Under the sadly shortlived King -- he died at 23 a victim of leprosy -- Jerusalem lived in a state of truce with Islam, a truce based on respect and mutual tolerance. Baldwin won that truce at swordpoint at the age of 16 and kept the fabled General Saladin at bay for the 10 years of his reign.


Scott's film captures the hunger for salvation and forgiveness of sins that led so many to take up the cross and journey through half the known world to Jerusalem -- and their disillusionment, not with their faith, but with the men who represented God on earth.



In 2014, he returned once again to one of the core stories of the Judean-base religions: the exodus of the Israelites from slavery in Egypt in the film "Exodus: Gods and Kings." Scott commented on his choice of the film:

"I’m an atheist, which is actually good, because I’ve got to convince myself the story works."


The story "works," and has worked for millennia, not so much as a historical account as an ode to freedom, and has been the rallying cry of oppressed people everywhere: "Let my people go."
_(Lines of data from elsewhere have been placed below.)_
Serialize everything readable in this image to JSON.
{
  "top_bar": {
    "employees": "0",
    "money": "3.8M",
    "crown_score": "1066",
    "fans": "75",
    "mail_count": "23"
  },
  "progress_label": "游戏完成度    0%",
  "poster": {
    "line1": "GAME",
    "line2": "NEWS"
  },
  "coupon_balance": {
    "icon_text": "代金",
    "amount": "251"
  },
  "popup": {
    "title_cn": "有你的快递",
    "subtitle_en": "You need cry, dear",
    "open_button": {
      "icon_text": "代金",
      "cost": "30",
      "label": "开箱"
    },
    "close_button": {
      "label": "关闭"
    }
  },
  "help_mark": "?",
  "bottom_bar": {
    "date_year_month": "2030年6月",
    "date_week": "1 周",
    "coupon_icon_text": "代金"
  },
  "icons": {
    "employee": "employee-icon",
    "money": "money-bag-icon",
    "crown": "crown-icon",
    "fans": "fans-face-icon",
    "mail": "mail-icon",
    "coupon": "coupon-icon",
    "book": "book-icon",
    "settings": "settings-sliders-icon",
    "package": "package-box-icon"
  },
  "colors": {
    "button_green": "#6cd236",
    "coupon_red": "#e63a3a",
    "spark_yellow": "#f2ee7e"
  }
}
In Scott's hands, critics complained that the religious aspect was neglected, and although visually stunning, the film lacked gravitas. It didn't help that he cast God as a child -- an additional comment on Scott's ongoing thesis about the responsibility and morality of creators.



The "creator" and the analysis of what a soul is, has been an underlying theme in many of Scott's greatest works. In "Blade Runner," the replicants, synthetic humans, return to death to seek out their creator and to beg for mercy, for life.

In the final scene, the dying replicant Roy Batty chooses to deliver the mercy he did not receive, saving the life of the man sent to destroy him, Rick Deckard. As Batty's life runs out, he defines the cruelty of mortality. He says:

"I've seen things you people wouldn't believe. Attack ships on fire off the shoulder of Orion. I watched C-beams glitter in the dark near the Tannhäuser Gate. All those moments will be lost in time, like tears in rain. Time to die."


Scott returns to the morality of creation and the question of mortality again and again in his sequels to the 1979 sci-fi cult movie "Alien," "Prometheus," and "Alien: Covenant."

It is easy to see why Scott angers the establishment. In "Prometheus," the deeply religious Doctor Elizabeth Shaw discovers that the longed-for Creators are not only less than perfect but outright malignant and determined to destroy their creation, the human race.


In "Alien: Covenant," humanity's own creation, the perfect android "David," becomes humanity's nemesis as he himself spawns an unholy race of alien creatures whose sole drive is to kill.

"David" is the quintessential perfect creation, destined to become a destroyer, whereas Batty is the flawed, compassionate creation destined for a brief existence made rich by love and a hunger for beauty.


Is Scott an atheist? In the last scene of "The Gladiator," his hero Maximus dies. He is swept through a door into an afterlife in which he is greeted by his beloved wife and son, in a world of peace and beauty.

It is a paradise Batty would have welcomed with all of his synthetic soul, and one "David" would have rejected. Ridley Scott's idea of the Kingdom of Heaven is one in which all good hearts are welcomed and find peace. Scott is preaching humanism, and his audience is his congregation.